7 February 2012
To what will you attribute Boko Haram’s terrorism?
Let me begin by reminding everyone that Boko Haram has a very long history, whether you describe Boko Haram as an army of the discontent, or even as some people grotesquely try to suggest, “revolutionaries,” or you describe them as, legitimately, this time, as marginalised or feeling marginalised. When I say that the phenomenon has a very long history, I am talking about a movement that relies on religion as a fuel for their operation, as a fuel for mobilisation, as the impetus, an augmentation of any other legitimate or illegitimate grievance that they might have against society.
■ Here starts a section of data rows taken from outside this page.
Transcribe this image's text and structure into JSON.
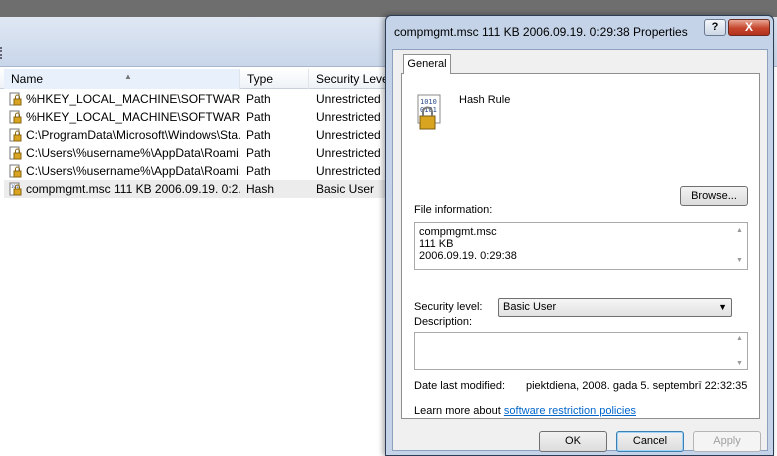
{
  "list": {
    "columns": {
      "name": "Name",
      "type": "Type",
      "security": "Security Level"
    },
    "rows": [
      {
        "name": "%HKEY_LOCAL_MACHINE\\SOFTWARE\\...",
        "type": "Path",
        "security": "Unrestricted"
      },
      {
        "name": "%HKEY_LOCAL_MACHINE\\SOFTWARE\\...",
        "type": "Path",
        "security": "Unrestricted"
      },
      {
        "name": "C:\\ProgramData\\Microsoft\\Windows\\Sta...",
        "type": "Path",
        "security": "Unrestricted"
      },
      {
        "name": "C:\\Users\\%username%\\AppData\\Roami...",
        "type": "Path",
        "security": "Unrestricted"
      },
      {
        "name": "C:\\Users\\%username%\\AppData\\Roami...",
        "type": "Path",
        "security": "Unrestricted"
      },
      {
        "name": "compmgmt.msc  111  KB  2006.09.19.  0:2...",
        "type": "Hash",
        "security": "Basic User"
      }
    ]
  },
  "dialog": {
    "title": "compmgmt.msc  111  KB  2006.09.19.  0:29:38 Properties",
    "help_label": "?",
    "close_label": "X",
    "tab_general": "General",
    "rule_label": "Hash Rule",
    "browse_label": "Browse...",
    "file_info_label": "File information:",
    "file_info_lines": [
      "compmgmt.msc",
      "111  KB",
      "2006.09.19.  0:29:38"
    ],
    "security_level_label": "Security level:",
    "security_level_value": "Basic User",
    "description_label": "Description:",
    "date_modified_label": "Date last modified:",
    "date_modified_value": "piektdiena, 2008. gada 5. septembrī  22:32:35",
    "learn_more_prefix": "Learn more about ",
    "learn_more_link": "software restriction policies",
    "ok_label": "OK",
    "cancel_label": "Cancel",
    "apply_label": "Apply"
  }
}
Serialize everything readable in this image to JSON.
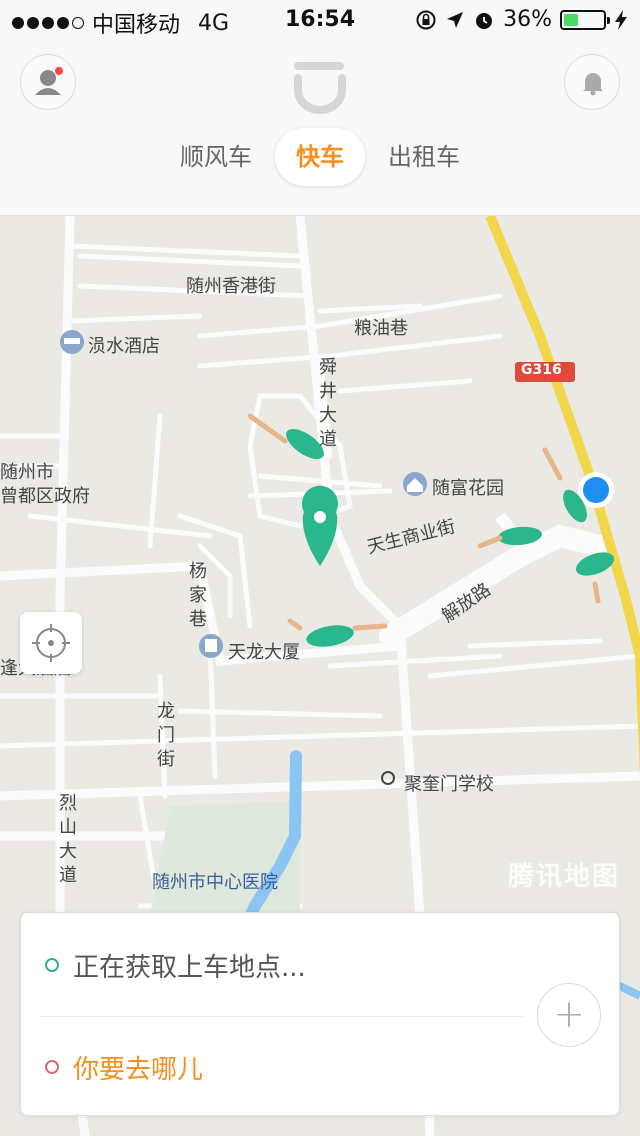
{
  "status_bar": {
    "carrier": "中国移动",
    "network": "4G",
    "time": "16:54",
    "battery_percent": "36%",
    "battery_level": 0.36
  },
  "header": {
    "tabs": [
      {
        "label": "顺风车",
        "active": false
      },
      {
        "label": "快车",
        "active": true
      },
      {
        "label": "出租车",
        "active": false
      }
    ],
    "accent_color": "#f5901e"
  },
  "map": {
    "labels": {
      "suizhou_hk_street": "随州香港街",
      "liangyou_lane": "粮油巷",
      "yunshui_hotel": "涢水酒店",
      "shunjing_avenue": "舜井大道",
      "highway_badge": "G316",
      "suizhou_city": "随州市",
      "zengdu_gov": "曾都区政府",
      "suifu_garden": "随富花园",
      "tiansheng_street": "天生商业街",
      "yangjia_lane": "杨家巷",
      "jiefang_road": "解放路",
      "tianlong_building": "天龙大厦",
      "big_hotel": "逢大酒店",
      "longmen_street": "龙门街",
      "jukuimen_school": "聚奎门学校",
      "lie_street": "烈山大道",
      "central_hospital": "随州市中心医院",
      "watermark": "腾讯地图"
    }
  },
  "trip": {
    "pickup_text": "正在获取上车地点...",
    "destination_text": "你要去哪儿",
    "add_label": "+"
  }
}
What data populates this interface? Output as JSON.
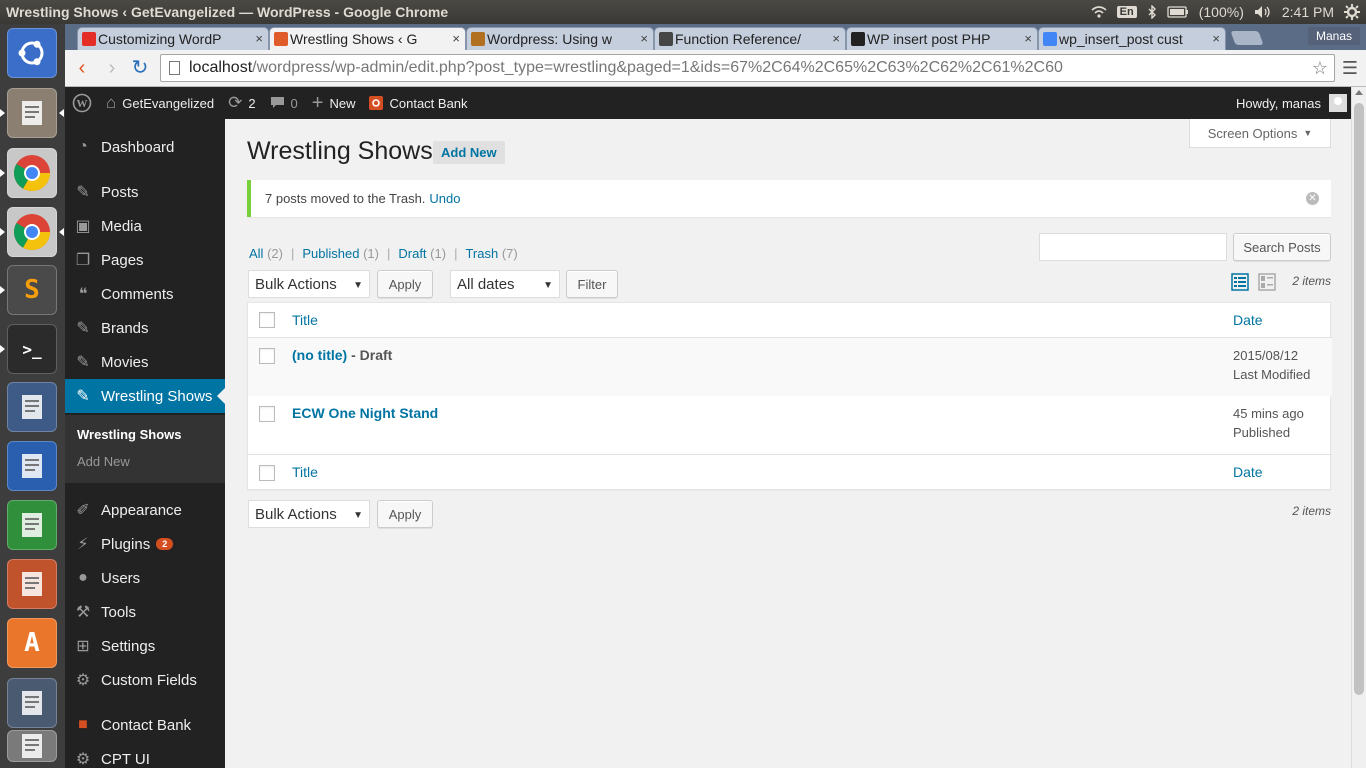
{
  "os_panel": {
    "window_title": "Wrestling Shows ‹ GetEvangelized — WordPress - Google Chrome",
    "lang": "En",
    "battery": "(100%)",
    "time": "2:41 PM"
  },
  "launcher": [
    {
      "name": "ubuntu-dash-icon"
    },
    {
      "name": "files-icon"
    },
    {
      "name": "chrome-icon"
    },
    {
      "name": "chrome-icon"
    },
    {
      "name": "sublime-text-icon",
      "glyph": "S"
    },
    {
      "name": "terminal-icon",
      "glyph": ">_"
    },
    {
      "name": "text-editor-icon"
    },
    {
      "name": "libreoffice-writer-icon"
    },
    {
      "name": "libreoffice-calc-icon"
    },
    {
      "name": "libreoffice-impress-icon"
    },
    {
      "name": "software-center-icon",
      "glyph": "A"
    },
    {
      "name": "system-settings-icon"
    },
    {
      "name": "drive-icon"
    }
  ],
  "browser": {
    "tabs": [
      {
        "title": "Customizing WordP",
        "favicon": "youtube-icon",
        "color": "#e52d27",
        "active": false
      },
      {
        "title": "Wrestling Shows ‹ G",
        "favicon": "wordpress-page-icon",
        "color": "#e05d2b",
        "active": true
      },
      {
        "title": "Wordpress: Using w",
        "favicon": "document-icon",
        "color": "#b07020",
        "active": false
      },
      {
        "title": "Function Reference/",
        "favicon": "wordpress-icon",
        "color": "#464646",
        "active": false
      },
      {
        "title": "WP insert post PHP",
        "favicon": "wordpress-w-icon",
        "color": "#222222",
        "active": false
      },
      {
        "title": "wp_insert_post cust",
        "favicon": "google-icon",
        "color": "#4285f4",
        "active": false
      }
    ],
    "profile_name": "Manas",
    "url_host": "localhost",
    "url_rest": "/wordpress/wp-admin/edit.php?post_type=wrestling&paged=1&ids=67%2C64%2C65%2C63%2C62%2C61%2C60"
  },
  "admin_bar": {
    "site_name": "GetEvangelized",
    "updates_count": "2",
    "comments_count": "0",
    "new_label": "New",
    "contact_bank": "Contact Bank",
    "howdy": "Howdy, manas"
  },
  "sidebar": {
    "items": [
      {
        "label": "Dashboard",
        "icon": "dashboard-icon"
      },
      {
        "label": "Posts",
        "icon": "pin-icon"
      },
      {
        "label": "Media",
        "icon": "media-icon"
      },
      {
        "label": "Pages",
        "icon": "pages-icon"
      },
      {
        "label": "Comments",
        "icon": "comments-icon"
      },
      {
        "label": "Brands",
        "icon": "pin-icon"
      },
      {
        "label": "Movies",
        "icon": "pin-icon"
      },
      {
        "label": "Wrestling Shows",
        "icon": "pin-icon",
        "current": true
      },
      {
        "label": "Appearance",
        "icon": "brush-icon"
      },
      {
        "label": "Plugins",
        "icon": "plugin-icon",
        "badge": "2"
      },
      {
        "label": "Users",
        "icon": "users-icon"
      },
      {
        "label": "Tools",
        "icon": "wrench-icon"
      },
      {
        "label": "Settings",
        "icon": "settings-icon"
      },
      {
        "label": "Custom Fields",
        "icon": "gear-icon"
      },
      {
        "label": "Contact Bank",
        "icon": "contact-bank-icon"
      },
      {
        "label": "CPT UI",
        "icon": "gear-icon"
      }
    ],
    "submenu": [
      "Wrestling Shows",
      "Add New"
    ]
  },
  "main": {
    "screen_options": "Screen Options",
    "title": "Wrestling Shows",
    "add_new": "Add New",
    "notice_text": "7 posts moved to the Trash.",
    "notice_link": "Undo",
    "filters": [
      {
        "label": "All",
        "count": "(2)"
      },
      {
        "label": "Published",
        "count": "(1)"
      },
      {
        "label": "Draft",
        "count": "(1)"
      },
      {
        "label": "Trash",
        "count": "(7)"
      }
    ],
    "search_button": "Search Posts",
    "bulk_actions": "Bulk Actions",
    "apply": "Apply",
    "all_dates": "All dates",
    "filter": "Filter",
    "items_count": "2 items",
    "columns": {
      "title": "Title",
      "date": "Date"
    },
    "rows": [
      {
        "title": "(no title)",
        "state": " - Draft",
        "date": "2015/08/12",
        "status": "Last Modified"
      },
      {
        "title": "ECW One Night Stand",
        "state": "",
        "date": "45 mins ago",
        "status": "Published"
      }
    ]
  }
}
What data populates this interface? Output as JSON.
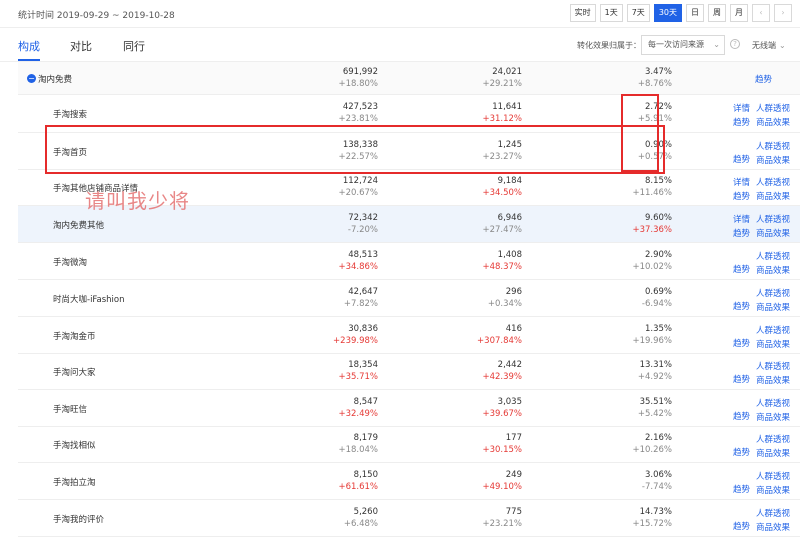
{
  "header": {
    "period": "统计时间 2019-09-29 ~ 2019-10-28",
    "range_buttons": [
      "实时",
      "1天",
      "7天",
      "30天",
      "日",
      "周",
      "月"
    ],
    "active_range": "30天",
    "prev_arrow": "‹",
    "next_arrow": "›"
  },
  "tabs": [
    "构成",
    "对比",
    "同行"
  ],
  "attribution": {
    "label": "转化效果归属于：",
    "select_value": "每一次访问来源",
    "help": "?",
    "mode": "无线端"
  },
  "rows": [
    {
      "name": "淘内免费",
      "v1": "691,992",
      "c1": "+18.80%",
      "c1_red": false,
      "v2": "24,021",
      "c2": "+29.21%",
      "c2_red": false,
      "v3": "3.47%",
      "c3": "+8.76%",
      "c3_red": false,
      "links": [
        "趋势"
      ]
    },
    {
      "name": "手淘搜索",
      "v1": "427,523",
      "c1": "+23.81%",
      "c1_red": false,
      "v2": "11,641",
      "c2": "+31.12%",
      "c2_red": true,
      "v3": "2.72%",
      "c3": "+5.91%",
      "c3_red": false,
      "links": [
        "详情",
        "人群透视",
        "趋势",
        "商品效果"
      ]
    },
    {
      "name": "手淘首页",
      "v1": "138,338",
      "c1": "+22.57%",
      "c1_red": false,
      "v2": "1,245",
      "c2": "+23.27%",
      "c2_red": false,
      "v3": "0.90%",
      "c3": "+0.57%",
      "c3_red": false,
      "links": [
        "人群透视",
        "趋势",
        "商品效果"
      ]
    },
    {
      "name": "手淘其他店铺商品详情",
      "v1": "112,724",
      "c1": "+20.67%",
      "c1_red": false,
      "v2": "9,184",
      "c2": "+34.50%",
      "c2_red": true,
      "v3": "8.15%",
      "c3": "+11.46%",
      "c3_red": false,
      "links": [
        "详情",
        "人群透视",
        "趋势",
        "商品效果"
      ]
    },
    {
      "name": "淘内免费其他",
      "v1": "72,342",
      "c1": "-7.20%",
      "c1_red": false,
      "v2": "6,946",
      "c2": "+27.47%",
      "c2_red": false,
      "v3": "9.60%",
      "c3": "+37.36%",
      "c3_red": true,
      "links": [
        "详情",
        "人群透视",
        "趋势",
        "商品效果"
      ]
    },
    {
      "name": "手淘微淘",
      "v1": "48,513",
      "c1": "+34.86%",
      "c1_red": true,
      "v2": "1,408",
      "c2": "+48.37%",
      "c2_red": true,
      "v3": "2.90%",
      "c3": "+10.02%",
      "c3_red": false,
      "links": [
        "人群透视",
        "趋势",
        "商品效果"
      ]
    },
    {
      "name": "时尚大咖-iFashion",
      "v1": "42,647",
      "c1": "+7.82%",
      "c1_red": false,
      "v2": "296",
      "c2": "+0.34%",
      "c2_red": false,
      "v3": "0.69%",
      "c3": "-6.94%",
      "c3_red": false,
      "links": [
        "人群透视",
        "趋势",
        "商品效果"
      ]
    },
    {
      "name": "手淘淘金币",
      "v1": "30,836",
      "c1": "+239.98%",
      "c1_red": true,
      "v2": "416",
      "c2": "+307.84%",
      "c2_red": true,
      "v3": "1.35%",
      "c3": "+19.96%",
      "c3_red": false,
      "links": [
        "人群透视",
        "趋势",
        "商品效果"
      ]
    },
    {
      "name": "手淘问大家",
      "v1": "18,354",
      "c1": "+35.71%",
      "c1_red": true,
      "v2": "2,442",
      "c2": "+42.39%",
      "c2_red": true,
      "v3": "13.31%",
      "c3": "+4.92%",
      "c3_red": false,
      "links": [
        "人群透视",
        "趋势",
        "商品效果"
      ]
    },
    {
      "name": "手淘旺信",
      "v1": "8,547",
      "c1": "+32.49%",
      "c1_red": true,
      "v2": "3,035",
      "c2": "+39.67%",
      "c2_red": true,
      "v3": "35.51%",
      "c3": "+5.42%",
      "c3_red": false,
      "links": [
        "人群透视",
        "趋势",
        "商品效果"
      ]
    },
    {
      "name": "手淘找相似",
      "v1": "8,179",
      "c1": "+18.04%",
      "c1_red": false,
      "v2": "177",
      "c2": "+30.15%",
      "c2_red": true,
      "v3": "2.16%",
      "c3": "+10.26%",
      "c3_red": false,
      "links": [
        "人群透视",
        "趋势",
        "商品效果"
      ]
    },
    {
      "name": "手淘拍立淘",
      "v1": "8,150",
      "c1": "+61.61%",
      "c1_red": true,
      "v2": "249",
      "c2": "+49.10%",
      "c2_red": true,
      "v3": "3.06%",
      "c3": "-7.74%",
      "c3_red": false,
      "links": [
        "人群透视",
        "趋势",
        "商品效果"
      ]
    },
    {
      "name": "手淘我的评价",
      "v1": "5,260",
      "c1": "+6.48%",
      "c1_red": false,
      "v2": "775",
      "c2": "+23.21%",
      "c2_red": false,
      "v3": "14.73%",
      "c3": "+15.72%",
      "c3_red": false,
      "links": [
        "人群透视",
        "趋势",
        "商品效果"
      ]
    }
  ],
  "watermark": "请叫我少将",
  "colors": {
    "accent": "#2062e6",
    "red": "#e53935",
    "annotation": "#e52b2b"
  }
}
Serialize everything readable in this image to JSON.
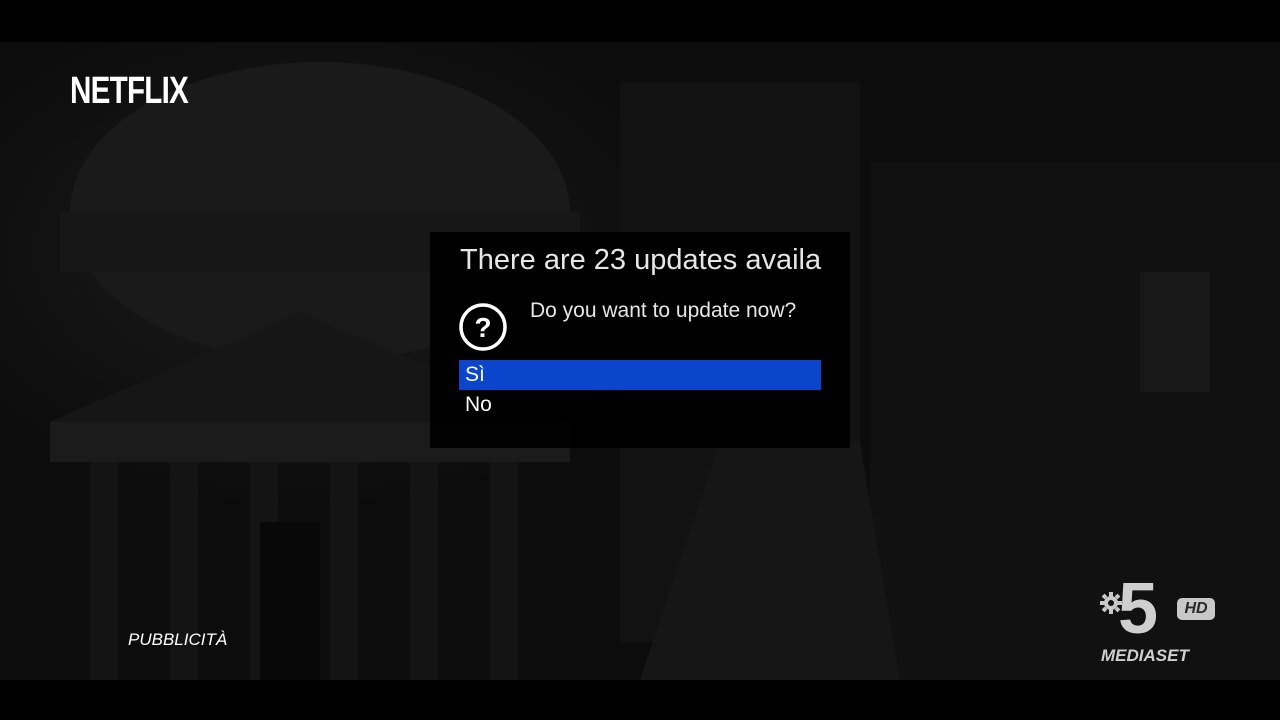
{
  "overlay": {
    "brand_logo": "NETFLIX",
    "ad_label": "PUBBLICITÀ"
  },
  "dialog": {
    "title": "There are 23 updates availa",
    "message": "Do you want to update now?",
    "icon": "question-circle-icon",
    "options": [
      {
        "label": "Sì",
        "selected": true
      },
      {
        "label": "No",
        "selected": false
      }
    ],
    "selection_color": "#0a45cc"
  },
  "channel_logo": {
    "gear_icon": "gear-icon",
    "number": "5",
    "hd_badge": "HD",
    "name": "MEDIASET"
  }
}
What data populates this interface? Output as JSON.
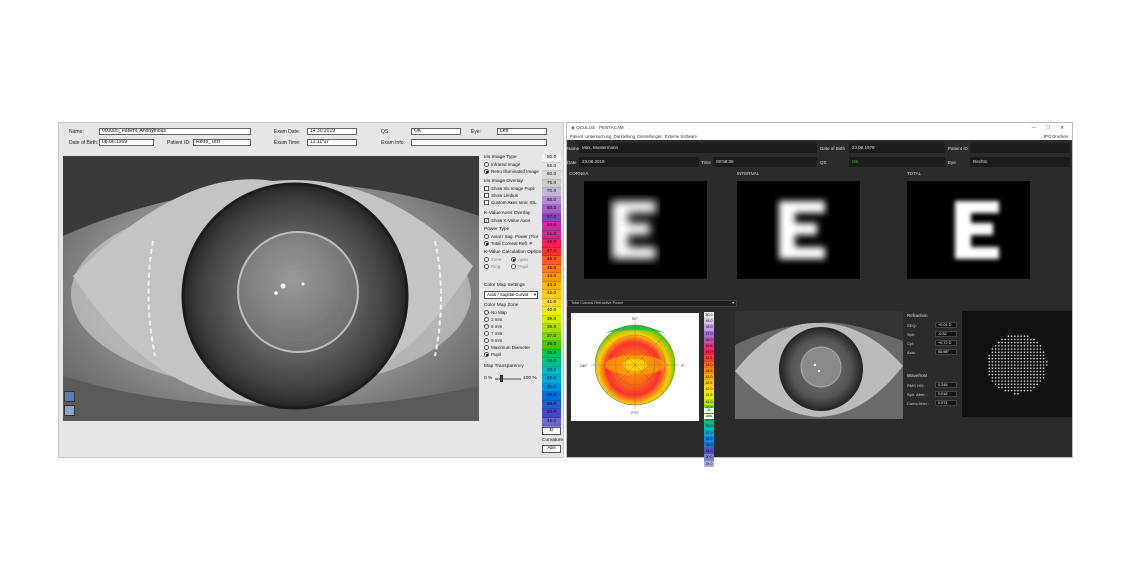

Because of that fuel, that irrational, very combustible fuel of religion of a particular strain, of a particular irredentist strain; because of the nature of that religious adherence, which involves the very lethal dimension of brain-washing from childhood, all a man needs to be told is that this is a religious cause. All they need to be told is that this is an enemy of religion and they are ready to kill. No matter the motivations, no mater the extra-motivations of those who send them out, they need only one motivation: that they are fighting the cause of that religion.